Thinking back now, I feel that the absence of the completeness I felt back in 1991 coupled with the guilt of surviving have combined to form a disorganized attachment to the soldiers that we killed. In losing my attachment to the troop-organism, I unconsciously reformed that attachment on the one thing that I could take home with me, my guilt. In losing my squad-selves and my subsequent identifying with the enemy soldiers, I unwittingly formed a festoon of guilt and hung it upon my soul.
I know that they were the enemy, it was kill or be killed...But my God, when we were shooting and hitting them I saw their tanks and vehicles blowing up in grand fashion, it seemed so beautiful. I remember the sight was so awe inspiring, the turrets flipping end over end, fire spraying upwards to a hundred feet. I could feel in the back of my mind, my humanity, trying to tell me that there were people in those tanks. My mind tried to tell that I could actually see the bodies felling over and over, within the upwelling of fire...no, no that cannot be...I was too far from them to actually see. So I told myself.<
The reality set in when we saw the charred remains of the vehicles and realizing that no one could have lived through that. I remember trying not to think of my vehicle getting hit like that. The guilt began to creep up on me when we saw the pitiful encampments of the regular soldiers; we saw their food stocks...rice and rotting tomatoes...nothing more, and little of that. We joked of how we were glad to be on our side, again I felt the little bit of guilt niggling at me to witness and take in what we saw.
Today, I carry the guilt of thousands of soldiers who lost their lives to the meat grinder of the US Army by way of the M1A1 Abrams Main Battle tank sabot rounds, of the Apache helicopter hellfire missiles, the 30mm A10 Warthog Gatling guns, multiple launch rocket systems and the 105 mm howitzer to name a few.
To find out how bravely the Iraqi Republican Guard units fought against an over whelming foe, follow this link (then click on "correcting myths").

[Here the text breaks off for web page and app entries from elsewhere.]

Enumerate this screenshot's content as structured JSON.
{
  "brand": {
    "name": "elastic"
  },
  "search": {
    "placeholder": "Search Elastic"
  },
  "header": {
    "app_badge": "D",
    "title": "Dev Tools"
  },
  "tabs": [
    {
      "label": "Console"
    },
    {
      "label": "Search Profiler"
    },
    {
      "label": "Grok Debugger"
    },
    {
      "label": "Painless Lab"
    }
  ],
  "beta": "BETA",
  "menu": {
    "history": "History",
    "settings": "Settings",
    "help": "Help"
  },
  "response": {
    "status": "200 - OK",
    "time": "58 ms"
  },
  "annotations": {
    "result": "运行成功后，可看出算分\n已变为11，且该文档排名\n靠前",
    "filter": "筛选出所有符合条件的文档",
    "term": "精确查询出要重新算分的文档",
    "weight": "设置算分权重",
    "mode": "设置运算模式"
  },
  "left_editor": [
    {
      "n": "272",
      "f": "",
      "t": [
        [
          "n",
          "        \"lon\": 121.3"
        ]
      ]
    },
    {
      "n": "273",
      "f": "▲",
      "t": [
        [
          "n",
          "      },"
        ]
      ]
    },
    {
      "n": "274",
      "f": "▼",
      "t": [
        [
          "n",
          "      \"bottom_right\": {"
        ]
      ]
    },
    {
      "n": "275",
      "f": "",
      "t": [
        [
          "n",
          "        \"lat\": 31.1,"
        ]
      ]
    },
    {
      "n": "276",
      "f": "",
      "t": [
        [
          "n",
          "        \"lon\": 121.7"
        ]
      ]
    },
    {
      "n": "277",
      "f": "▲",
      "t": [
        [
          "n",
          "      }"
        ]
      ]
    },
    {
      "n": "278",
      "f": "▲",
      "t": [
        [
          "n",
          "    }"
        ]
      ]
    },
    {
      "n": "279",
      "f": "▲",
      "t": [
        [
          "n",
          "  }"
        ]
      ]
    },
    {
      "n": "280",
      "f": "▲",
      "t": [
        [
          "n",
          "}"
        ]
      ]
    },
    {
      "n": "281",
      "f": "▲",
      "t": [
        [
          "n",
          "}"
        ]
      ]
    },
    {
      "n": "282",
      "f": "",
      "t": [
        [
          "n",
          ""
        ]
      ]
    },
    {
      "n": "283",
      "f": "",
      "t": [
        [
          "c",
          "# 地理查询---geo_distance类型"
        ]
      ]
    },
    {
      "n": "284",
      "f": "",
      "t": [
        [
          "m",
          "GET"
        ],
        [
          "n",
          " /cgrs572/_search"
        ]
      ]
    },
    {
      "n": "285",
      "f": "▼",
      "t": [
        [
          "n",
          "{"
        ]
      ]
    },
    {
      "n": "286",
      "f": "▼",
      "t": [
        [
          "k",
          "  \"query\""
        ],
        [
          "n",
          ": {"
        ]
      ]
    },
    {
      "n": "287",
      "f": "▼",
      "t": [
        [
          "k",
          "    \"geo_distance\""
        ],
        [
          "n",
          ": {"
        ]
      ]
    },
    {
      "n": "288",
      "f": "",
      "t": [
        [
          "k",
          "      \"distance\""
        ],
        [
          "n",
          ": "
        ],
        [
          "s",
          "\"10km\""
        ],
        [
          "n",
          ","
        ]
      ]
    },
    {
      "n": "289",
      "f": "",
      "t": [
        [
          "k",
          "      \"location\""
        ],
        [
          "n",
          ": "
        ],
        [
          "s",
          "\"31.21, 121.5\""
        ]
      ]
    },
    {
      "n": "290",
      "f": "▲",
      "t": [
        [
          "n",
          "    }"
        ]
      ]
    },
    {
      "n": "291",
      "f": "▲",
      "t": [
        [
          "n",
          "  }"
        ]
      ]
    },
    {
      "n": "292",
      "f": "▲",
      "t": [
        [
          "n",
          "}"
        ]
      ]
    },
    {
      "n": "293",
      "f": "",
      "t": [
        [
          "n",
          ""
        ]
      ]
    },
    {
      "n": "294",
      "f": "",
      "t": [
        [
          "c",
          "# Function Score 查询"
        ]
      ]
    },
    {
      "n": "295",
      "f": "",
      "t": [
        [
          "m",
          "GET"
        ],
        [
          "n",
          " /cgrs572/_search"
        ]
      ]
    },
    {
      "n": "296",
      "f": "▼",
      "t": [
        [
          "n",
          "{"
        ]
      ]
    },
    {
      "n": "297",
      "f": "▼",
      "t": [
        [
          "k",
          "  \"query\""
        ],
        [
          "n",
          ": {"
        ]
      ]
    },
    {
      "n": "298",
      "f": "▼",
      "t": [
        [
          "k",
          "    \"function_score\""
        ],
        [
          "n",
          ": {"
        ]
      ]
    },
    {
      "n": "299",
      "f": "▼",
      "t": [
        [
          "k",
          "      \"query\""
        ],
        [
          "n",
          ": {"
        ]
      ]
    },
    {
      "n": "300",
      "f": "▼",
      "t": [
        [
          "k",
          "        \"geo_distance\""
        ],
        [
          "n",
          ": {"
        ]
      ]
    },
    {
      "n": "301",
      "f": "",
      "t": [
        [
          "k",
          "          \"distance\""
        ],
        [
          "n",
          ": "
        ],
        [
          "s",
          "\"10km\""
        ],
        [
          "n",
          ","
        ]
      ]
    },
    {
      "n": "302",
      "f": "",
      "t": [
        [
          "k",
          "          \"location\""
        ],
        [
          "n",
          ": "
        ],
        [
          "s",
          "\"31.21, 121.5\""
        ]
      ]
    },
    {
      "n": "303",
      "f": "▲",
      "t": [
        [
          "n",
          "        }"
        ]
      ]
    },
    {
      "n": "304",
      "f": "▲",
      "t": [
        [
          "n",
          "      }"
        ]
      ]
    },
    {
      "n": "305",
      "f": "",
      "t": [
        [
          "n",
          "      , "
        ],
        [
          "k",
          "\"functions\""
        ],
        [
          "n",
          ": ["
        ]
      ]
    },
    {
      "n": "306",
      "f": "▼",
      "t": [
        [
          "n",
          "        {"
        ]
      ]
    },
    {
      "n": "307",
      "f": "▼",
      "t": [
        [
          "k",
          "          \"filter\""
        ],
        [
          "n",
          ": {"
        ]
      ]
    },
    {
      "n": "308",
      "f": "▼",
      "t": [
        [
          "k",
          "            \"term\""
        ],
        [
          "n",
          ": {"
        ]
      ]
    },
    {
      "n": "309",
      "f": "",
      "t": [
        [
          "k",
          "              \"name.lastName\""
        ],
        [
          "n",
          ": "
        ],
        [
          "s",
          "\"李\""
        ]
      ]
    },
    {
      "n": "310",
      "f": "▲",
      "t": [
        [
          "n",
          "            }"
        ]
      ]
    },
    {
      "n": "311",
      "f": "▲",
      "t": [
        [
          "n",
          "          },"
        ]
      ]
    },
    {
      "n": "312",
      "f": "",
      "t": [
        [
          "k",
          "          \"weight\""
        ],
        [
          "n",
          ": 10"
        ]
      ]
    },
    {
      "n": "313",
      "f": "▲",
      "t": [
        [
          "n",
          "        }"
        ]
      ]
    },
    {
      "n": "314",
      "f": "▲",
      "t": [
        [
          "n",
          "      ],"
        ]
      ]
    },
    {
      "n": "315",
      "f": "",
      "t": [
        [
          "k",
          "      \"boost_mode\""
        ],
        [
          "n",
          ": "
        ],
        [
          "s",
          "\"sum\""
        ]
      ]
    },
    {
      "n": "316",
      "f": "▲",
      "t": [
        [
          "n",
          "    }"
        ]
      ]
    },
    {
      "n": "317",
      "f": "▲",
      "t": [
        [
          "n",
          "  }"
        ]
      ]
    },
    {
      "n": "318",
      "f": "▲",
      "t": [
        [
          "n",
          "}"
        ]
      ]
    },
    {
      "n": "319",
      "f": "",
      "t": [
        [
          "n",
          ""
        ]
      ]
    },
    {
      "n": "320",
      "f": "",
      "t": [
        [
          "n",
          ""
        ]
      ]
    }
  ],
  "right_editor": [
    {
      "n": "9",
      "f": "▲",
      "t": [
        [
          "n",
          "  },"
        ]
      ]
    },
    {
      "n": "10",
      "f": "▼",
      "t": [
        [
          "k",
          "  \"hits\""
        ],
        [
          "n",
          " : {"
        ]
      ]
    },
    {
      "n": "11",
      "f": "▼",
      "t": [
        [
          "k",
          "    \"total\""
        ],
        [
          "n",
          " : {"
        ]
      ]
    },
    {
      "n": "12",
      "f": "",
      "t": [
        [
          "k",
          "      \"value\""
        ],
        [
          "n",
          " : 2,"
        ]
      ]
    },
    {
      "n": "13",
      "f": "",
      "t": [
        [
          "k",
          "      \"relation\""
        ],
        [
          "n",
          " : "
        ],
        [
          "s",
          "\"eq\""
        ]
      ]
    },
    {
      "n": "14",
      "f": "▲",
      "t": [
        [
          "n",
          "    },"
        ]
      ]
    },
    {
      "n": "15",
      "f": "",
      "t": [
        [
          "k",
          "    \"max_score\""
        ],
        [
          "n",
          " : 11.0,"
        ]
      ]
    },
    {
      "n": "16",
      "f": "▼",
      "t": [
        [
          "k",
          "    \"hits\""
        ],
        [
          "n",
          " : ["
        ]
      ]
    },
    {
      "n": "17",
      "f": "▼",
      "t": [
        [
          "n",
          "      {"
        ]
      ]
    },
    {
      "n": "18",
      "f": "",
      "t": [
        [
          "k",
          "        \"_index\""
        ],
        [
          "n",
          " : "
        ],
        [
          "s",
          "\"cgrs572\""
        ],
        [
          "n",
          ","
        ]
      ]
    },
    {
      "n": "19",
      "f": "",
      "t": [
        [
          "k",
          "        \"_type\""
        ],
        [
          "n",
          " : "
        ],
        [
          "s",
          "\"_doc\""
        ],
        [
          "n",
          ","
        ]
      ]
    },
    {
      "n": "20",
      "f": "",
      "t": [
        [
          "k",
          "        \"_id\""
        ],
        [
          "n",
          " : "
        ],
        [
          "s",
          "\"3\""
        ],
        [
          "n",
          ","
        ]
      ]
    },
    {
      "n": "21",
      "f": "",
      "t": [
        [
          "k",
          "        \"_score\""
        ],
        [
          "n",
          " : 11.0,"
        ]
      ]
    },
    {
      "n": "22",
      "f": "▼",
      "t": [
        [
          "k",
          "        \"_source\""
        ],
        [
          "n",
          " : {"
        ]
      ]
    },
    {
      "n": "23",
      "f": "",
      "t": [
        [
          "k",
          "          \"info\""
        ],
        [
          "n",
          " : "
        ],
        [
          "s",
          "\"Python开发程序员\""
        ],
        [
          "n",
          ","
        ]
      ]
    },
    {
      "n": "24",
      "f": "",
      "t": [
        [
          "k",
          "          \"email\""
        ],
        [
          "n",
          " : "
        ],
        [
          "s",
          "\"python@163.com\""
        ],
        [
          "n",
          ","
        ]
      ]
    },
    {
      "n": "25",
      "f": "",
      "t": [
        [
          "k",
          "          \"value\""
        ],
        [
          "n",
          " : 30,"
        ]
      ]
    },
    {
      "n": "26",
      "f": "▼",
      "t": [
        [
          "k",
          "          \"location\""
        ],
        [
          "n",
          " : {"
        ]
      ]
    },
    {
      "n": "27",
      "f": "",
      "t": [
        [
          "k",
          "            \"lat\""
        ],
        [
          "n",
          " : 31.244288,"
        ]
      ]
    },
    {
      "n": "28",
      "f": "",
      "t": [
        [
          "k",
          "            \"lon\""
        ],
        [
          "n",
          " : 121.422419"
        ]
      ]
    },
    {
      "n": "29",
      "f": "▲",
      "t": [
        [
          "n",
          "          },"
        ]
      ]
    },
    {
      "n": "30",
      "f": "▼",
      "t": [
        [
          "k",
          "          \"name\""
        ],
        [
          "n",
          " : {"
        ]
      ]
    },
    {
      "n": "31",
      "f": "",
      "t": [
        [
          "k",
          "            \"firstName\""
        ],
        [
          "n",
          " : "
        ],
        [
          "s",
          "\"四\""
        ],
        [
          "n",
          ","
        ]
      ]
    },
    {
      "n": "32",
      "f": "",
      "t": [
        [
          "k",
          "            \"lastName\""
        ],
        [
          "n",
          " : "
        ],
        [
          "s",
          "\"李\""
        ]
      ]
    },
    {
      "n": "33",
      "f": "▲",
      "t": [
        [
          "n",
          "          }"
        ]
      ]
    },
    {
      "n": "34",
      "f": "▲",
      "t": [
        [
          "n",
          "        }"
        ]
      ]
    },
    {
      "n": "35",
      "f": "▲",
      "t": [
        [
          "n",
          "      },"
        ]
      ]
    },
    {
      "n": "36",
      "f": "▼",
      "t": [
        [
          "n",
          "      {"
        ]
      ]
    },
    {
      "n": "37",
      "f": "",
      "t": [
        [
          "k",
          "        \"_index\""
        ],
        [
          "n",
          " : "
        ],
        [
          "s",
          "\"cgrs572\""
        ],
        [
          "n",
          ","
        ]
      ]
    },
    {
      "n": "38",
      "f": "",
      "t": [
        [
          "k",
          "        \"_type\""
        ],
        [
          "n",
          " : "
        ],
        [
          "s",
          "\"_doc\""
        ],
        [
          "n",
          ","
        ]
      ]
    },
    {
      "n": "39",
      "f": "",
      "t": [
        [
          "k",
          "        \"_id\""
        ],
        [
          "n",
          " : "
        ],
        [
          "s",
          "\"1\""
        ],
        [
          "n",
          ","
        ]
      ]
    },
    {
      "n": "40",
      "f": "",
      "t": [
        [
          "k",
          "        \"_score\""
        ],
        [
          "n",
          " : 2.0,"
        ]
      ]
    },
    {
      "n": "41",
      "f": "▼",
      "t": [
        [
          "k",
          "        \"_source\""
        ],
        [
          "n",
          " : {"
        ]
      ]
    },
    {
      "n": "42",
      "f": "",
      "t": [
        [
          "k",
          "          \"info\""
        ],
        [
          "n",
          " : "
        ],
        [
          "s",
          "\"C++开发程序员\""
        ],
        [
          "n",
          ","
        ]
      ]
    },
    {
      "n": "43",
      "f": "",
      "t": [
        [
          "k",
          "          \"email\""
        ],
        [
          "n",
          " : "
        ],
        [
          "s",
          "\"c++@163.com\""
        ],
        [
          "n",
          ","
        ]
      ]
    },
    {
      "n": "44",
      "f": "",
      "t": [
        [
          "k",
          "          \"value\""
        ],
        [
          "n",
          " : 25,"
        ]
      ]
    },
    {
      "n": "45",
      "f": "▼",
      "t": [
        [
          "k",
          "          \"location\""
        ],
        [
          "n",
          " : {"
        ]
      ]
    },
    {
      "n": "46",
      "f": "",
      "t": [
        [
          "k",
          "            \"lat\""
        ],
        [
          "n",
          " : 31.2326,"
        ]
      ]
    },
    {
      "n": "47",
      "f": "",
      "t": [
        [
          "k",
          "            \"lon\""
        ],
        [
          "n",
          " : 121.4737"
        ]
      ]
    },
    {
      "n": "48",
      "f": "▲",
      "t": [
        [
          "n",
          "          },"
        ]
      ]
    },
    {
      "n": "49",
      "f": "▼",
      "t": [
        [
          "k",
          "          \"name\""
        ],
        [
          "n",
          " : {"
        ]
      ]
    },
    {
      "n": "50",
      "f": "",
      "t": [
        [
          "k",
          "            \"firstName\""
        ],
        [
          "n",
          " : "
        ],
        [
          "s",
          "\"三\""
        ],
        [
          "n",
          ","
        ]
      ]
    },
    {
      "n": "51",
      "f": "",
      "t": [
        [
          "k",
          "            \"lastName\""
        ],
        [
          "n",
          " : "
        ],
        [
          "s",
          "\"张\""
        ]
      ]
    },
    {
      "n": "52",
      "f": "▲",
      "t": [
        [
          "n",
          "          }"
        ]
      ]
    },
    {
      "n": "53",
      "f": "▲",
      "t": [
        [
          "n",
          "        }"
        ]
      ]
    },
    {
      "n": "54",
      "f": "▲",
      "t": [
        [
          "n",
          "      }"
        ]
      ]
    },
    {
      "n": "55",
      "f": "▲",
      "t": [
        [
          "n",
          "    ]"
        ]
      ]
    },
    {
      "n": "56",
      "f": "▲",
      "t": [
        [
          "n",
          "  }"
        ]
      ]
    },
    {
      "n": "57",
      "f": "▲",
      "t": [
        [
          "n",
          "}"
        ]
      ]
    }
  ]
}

I still chase that sense of totality...I was the driver, on point for the division, so I saw it all.